TOKYO -- Once you get off the plane in Tokyo and past customs and immigration, the wreckage is everywhere to be seen -- on television, at least. In the arrivals hall of Narita airport, on a huge flat screen high definition television, I watched scenes of the extraordinary devastation from coastal towns and villages as I waited for my bus ticket. My ordinary little TV screen in Shanghai, where I live, didn't do it justice. The stunning images from NHK, Japan's national broadcaster, of the northeastern coastal towns completely destroyed by the tsunami that devastated them, had everyone's attention.
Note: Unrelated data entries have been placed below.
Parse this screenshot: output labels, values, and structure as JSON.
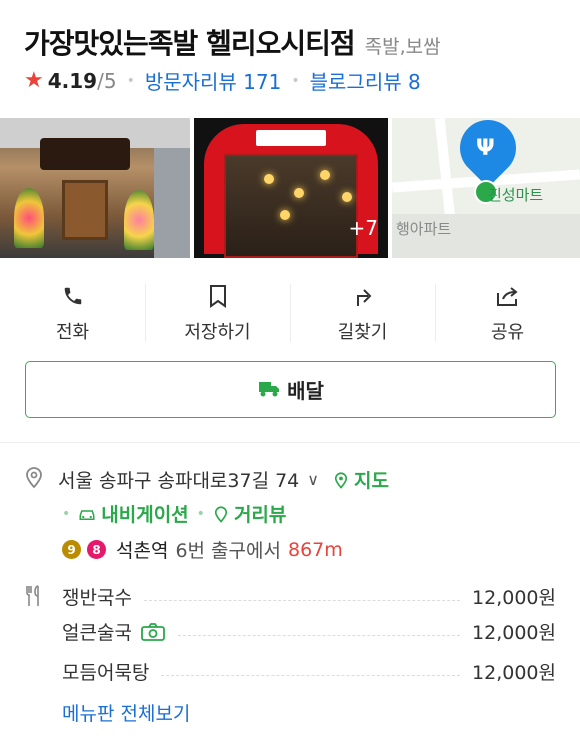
{
  "header": {
    "title": "가장맛있는족발 헬리오시티점",
    "category": "족발,보쌈"
  },
  "rating": {
    "score": "4.19",
    "max": "/5",
    "visitor_reviews": "방문자리뷰 171",
    "blog_reviews": "블로그리뷰 8"
  },
  "photos": {
    "more_count": "+7",
    "map_label_1": "진성마트",
    "map_label_2": "행아파트"
  },
  "actions": [
    {
      "label": "전화",
      "icon": "phone-icon"
    },
    {
      "label": "저장하기",
      "icon": "bookmark-icon"
    },
    {
      "label": "길찾기",
      "icon": "directions-icon"
    },
    {
      "label": "공유",
      "icon": "share-icon"
    }
  ],
  "delivery": {
    "label": "배달",
    "icon": "delivery-truck-icon"
  },
  "address": {
    "text": "서울 송파구 송파대로37길 74",
    "map_link": "지도",
    "navi_link": "내비게이션",
    "street_view_link": "거리뷰"
  },
  "subway": {
    "line_a": "9",
    "line_b": "8",
    "station": "석촌역",
    "exit": "6번 출구에서",
    "distance": "867m",
    "line_a_color": "#bb8c00",
    "line_b_color": "#e6186c"
  },
  "menu": {
    "items": [
      {
        "name": "쟁반국수",
        "price": "12,000원"
      },
      {
        "name": "얼큰술국",
        "price": "12,000원"
      },
      {
        "name": "모듬어묵탕",
        "price": "12,000원"
      }
    ],
    "view_all": "메뉴판 전체보기"
  },
  "colors": {
    "brand_green": "#2aa84a",
    "link_blue": "#1a6fd4",
    "star_red": "#e8443a"
  }
}
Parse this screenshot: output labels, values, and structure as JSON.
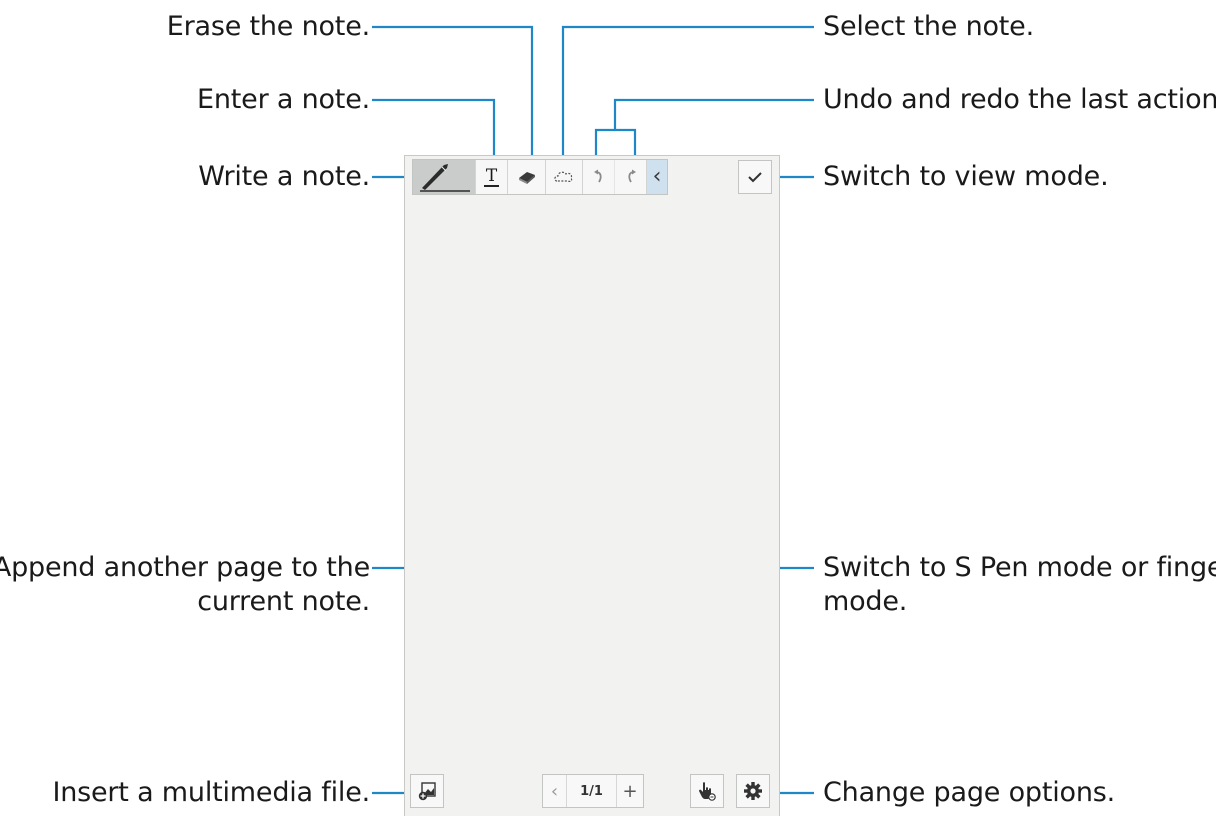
{
  "annotations": {
    "erase": "Erase the note.",
    "enter": "Enter a note.",
    "write": "Write a note.",
    "select": "Select the note.",
    "undo_redo": "Undo and redo the last action.",
    "view_mode": "Switch to view mode.",
    "append_line1": "Append another page to the",
    "append_line2": "current note.",
    "pen_mode_line1": "Switch to S Pen mode or finger",
    "pen_mode_line2": "mode.",
    "insert": "Insert a multimedia file.",
    "page_options": "Change page options."
  },
  "toolbar": {
    "tools": [
      {
        "name": "pen-tool",
        "icon": "pen-icon",
        "active": true
      },
      {
        "name": "text-tool",
        "icon": "text-icon"
      },
      {
        "name": "eraser-tool",
        "icon": "eraser-icon"
      },
      {
        "name": "select-tool",
        "icon": "lasso-icon"
      },
      {
        "name": "undo",
        "icon": "undo-icon"
      },
      {
        "name": "redo",
        "icon": "redo-icon"
      },
      {
        "name": "collapse",
        "icon": "chevron-left-icon"
      }
    ],
    "text_tool_glyph": "T",
    "collapse_glyph": "‹"
  },
  "pager": {
    "prev_glyph": "‹",
    "page": "1/1",
    "add_glyph": "+"
  },
  "colors": {
    "callout_line": "#1f86c8",
    "canvas_bg": "#f2f3f1",
    "active_tool_bg": "#c9ccca",
    "collapse_bg": "#cfe1ee"
  }
}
People -- Japanese and foreigners alike -- were quiet, watching.
The traffic into town on Monday, slightly before rush hour, was thin. Just three days after one of the biggest earthquakes in recorded history, a lot of people took to heart the government's admonishment to stay home. Though Tokyo was practically untouched by the magnitude 8.9 earthquake -- a function both of its distance from the epicenter and the fact that it's perhaps the most earthquake proof place in the world -- it's a city in mourning. And just three days after the fact, that's as it should be.
There are very few people in this country who are unaware that their fate is, to a greater degree than most others, tied to geology. In 1995 the earthquake in Kobe killed 6000 people, and it cost Japan about $100 billion to rebuild. I lived here then, and I don't remember anyone I interviewed who thought, well that's it, this will be the last one.
Quite the contrary. The Great Kanto quake of 1923 killed about 130,000 people in Tokyo. The Kobe quake, 6000. The geology since then hasn't changed; but Japan, as you'd expect, got much better at dealing with earthquakes, because everyone here knows damn well that they're coming. There was any number of instances, when I lived here, that I thought the "Big One" had come. I would dive under a desk, or jump up from bed and start to run outside, only to learn that what I thought was a "Big One'' was relatively minor in Tokyo.
How many have been killed in this quake and the tsunami that followed? No one knows yet, but given the size, it's going to be a LOT more than 6000. This will make the Kobe quake look like a blip on the Richter scale -- or pretty much any other scale. A Japanese friend I spoke to tonight knows that. The "official'' death toll now -- roughly 1800 -- is "a joke. Everyone knows this. It's going to be 10,000, or 20,000 or more. Who knows at this point?"
That its geology comes at a huge cost to Japan is obvious. It pays in blood and in treasure. The damage from this catastrophe will well exceed the $100 billion it cost to rebuild after Kobe. And Japan today is in far worse shape to cope with it. Its national debt already is roughly 200% of GDP -- second only to Zimbabwe, according to the CIA factbook. Prime Minster Naoto Kan -- his party weakened by scandal -- had been pushing for cuts in spending in order to try to avoid the fiscal abyss. But now his world has been upended. The Japanese government is going to spend huge sums on reconstruction -- it has no choice -- and whatever budget cuts that may come will be trivial by comparison.
I was going to say that what comes next is that Japanese central bank chief Masaaki Shirakawa will put on his Ben Bernanke mask, as if it were Halloween, and do his best "QE" (quantitative easing) imitation. But that already happened. Today. Shirakawa did his Bernanke imitation, because he had to: the Bank of Japan pumped 15 trillion yen ($183 billion) into money markets to assure financial stability amid a plunge in stocks and surge in credit risk. The BOJ chief told reporters today that cash injections will "continue as needed."
Markets around the world are already "discounting" the economic impact of the Great Tohoku earthquake, as they will continue to as the extent of the damage unfolds. In a Tokyo restaurant usually packed with bankers and traders, I had a quick, quiet dinner this evening with a guy I've known for a long time; a "quant'' who used to work for Morgan Stanley (MS, Fortune 500), and is now with a hedge fund. His wife's family is from Sendai, where the damage from the quake and tsunami are most pronounced. After two days of not hearing anything, they heard this morning that his sister-in-law and mother-in-law had both survived.
"Wouldn't have bet on that yesterday," he said. He knows his professional life will soon enough be about figuring out how best to trade a strengthening Yen and a weakening stock market. But not yet, he said. "Not tonight. Not for awhile."